Maybe too many, but yes. I expect a sequel of Darwood & Smitty at some point. It’s been taking form in my head. I’ve also begun work on another science fiction book that frankly cracks me up and I expect to be the funniest thing I’ve written. I’m almost done with the second book of my youth fantasy series, and two more planned that might be sort of a spiritual science fiction. And I have others in different genres that are and will be written under pen names. So I have a lot to get done, but again, love that there’s always something waiting for me to work on!


My personal site can be found at www.stevemccardell.com. This includes my blog, pages on Darwood & Smitty, many pieces of short fiction or poetry, and some of my music as well. I’m on Twitter at https://twitter.com/stevemccardell and my Amazonauthor page is http://amzn.to/1LdrQjJ


Blogging A-Z: D is for… Dystopia

Posted April 4, 2015

Dystopia

Dystopia is yet another theme of science fiction that intrigues me (and if you’ve been following along with the posts so far, you may have guessed – and quite rightly guessed – that there aren’t many themes I don’t like).

According to the Oxford dictionary, a dystopia is ‘An imagined place or state in which everything is unpleasant or bad, typically a totalitarian or environmentally degraded one. The opposite of utopia’  (Oxford Dictionary – online)

In terms of science fiction, a dystopia has got to be the ‘perfect’ society for characters to rebel against. The Hunger Games and Divergent are two of the most recent books to use this theme, but in literature, it goes much further back;

1984

1984

Published by George Orwell in 1959, this novel paints a grim presentation of 1984. An atomic war has  resulted in the world being divided into three states: Oceania, Eurasia and Eastasia.

Winston Smith is a bureaucrat, living in London (Oceania). He works for the Ministry of Truth and is responsible for rewriting history, as and when the ruling party require it.

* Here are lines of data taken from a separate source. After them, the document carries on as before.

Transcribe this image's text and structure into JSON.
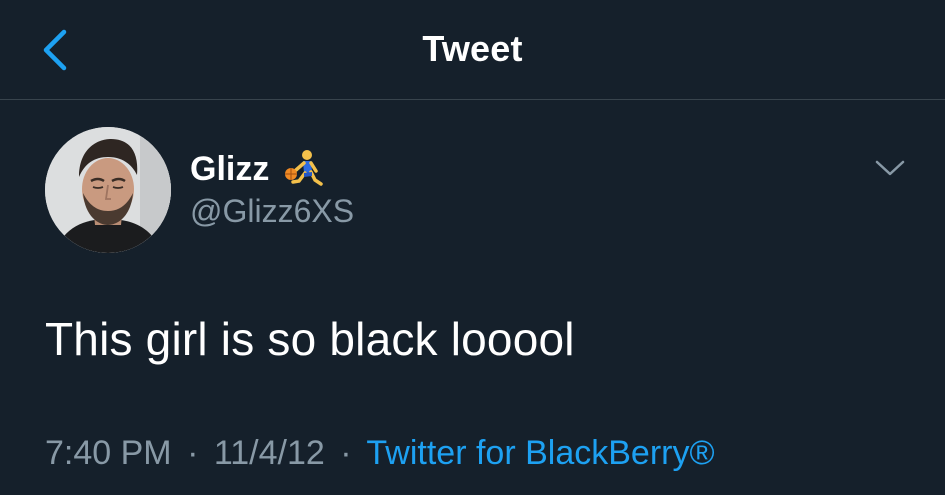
{
  "header": {
    "title": "Tweet",
    "back_icon": "chevron-left-icon",
    "accent": "#1da1f2"
  },
  "author": {
    "display_name": "Glizz",
    "badge_icon": "basketball-player-emoji-icon",
    "handle": "@Glizz6XS"
  },
  "tweet": {
    "text": "This girl is so black looool"
  },
  "meta": {
    "time": "7:40 PM",
    "separator": "·",
    "date": "11/4/12",
    "source": "Twitter for BlackBerry®"
  },
  "colors": {
    "background": "#15202b",
    "divider": "#38444d",
    "secondary_text": "#8899a6",
    "link": "#1da1f2"
  }
}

As the novel opens, Winston feels frustrated by the oppression and rigid control of the Party, which prohibits free thought, sex, and any expression of individuality. Winston dislikes the party and has illegally purchased a diary in which to write his criminal thoughts. He has also become fixated on a powerful Party member named O’Brien, whom Winston believes is a secret member of the Brotherhood—the mysterious, legendary group that works to overthrow the Party‘ (Sparknotes)

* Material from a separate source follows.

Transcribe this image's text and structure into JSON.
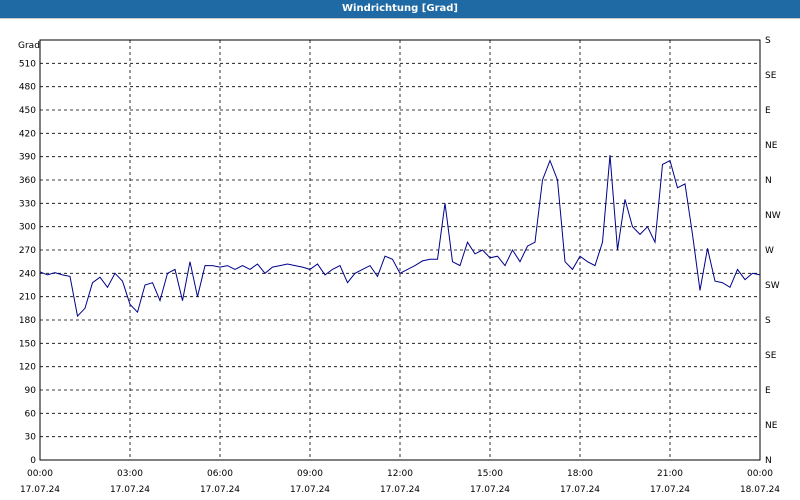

bbIt introduces the theme of ‘Big Brother,’ the faceless leader of Oceania. Everywhere Winston goes there are posters announcing that ‘Big Brother is watching you.’ While the citizens have been told he is their leader, Winston isn’t sure if he is a real person or just the face of the totalitarian party. Some find his face a comfort, as no matter where they are, he is watching, but to some – such as Winston – he is a threat.

As if that isn’t enough to contend with, Winston makes the mistake of falling in love. Public displays of affection (and free will) are not permitted. He and Julie live in fear of being caught and punished by the Big Brother…


My thoughts on Dystopia

Control seems to be the key to having a dystopian environment – whether through fear, medication or psychology. By keeping low ranking individuals where the leaders want them, by weeding out anyone who might be deemed as troublesome, or incompatible with their chosen method of control, the members at the top of the food chain should be able to enjoy a worry-free life.

Except… an inciting incident is nearly always enough to get a downtrodden character to open their eyes. To move beyond accepting their position in life and see the world for what it is. Discovery of the truth can fuel a character with passion, with the desire to live, as opposed to merely surviving, and they will fight for that freedom.

Sometimes these lowly characters can make it – avenues of escape materialise through a series of discoveries and they exit the book victorious. Other times they do not. The dystopian environment is all there is, but by the time they’ve realised that it’s too late to go back to how things were…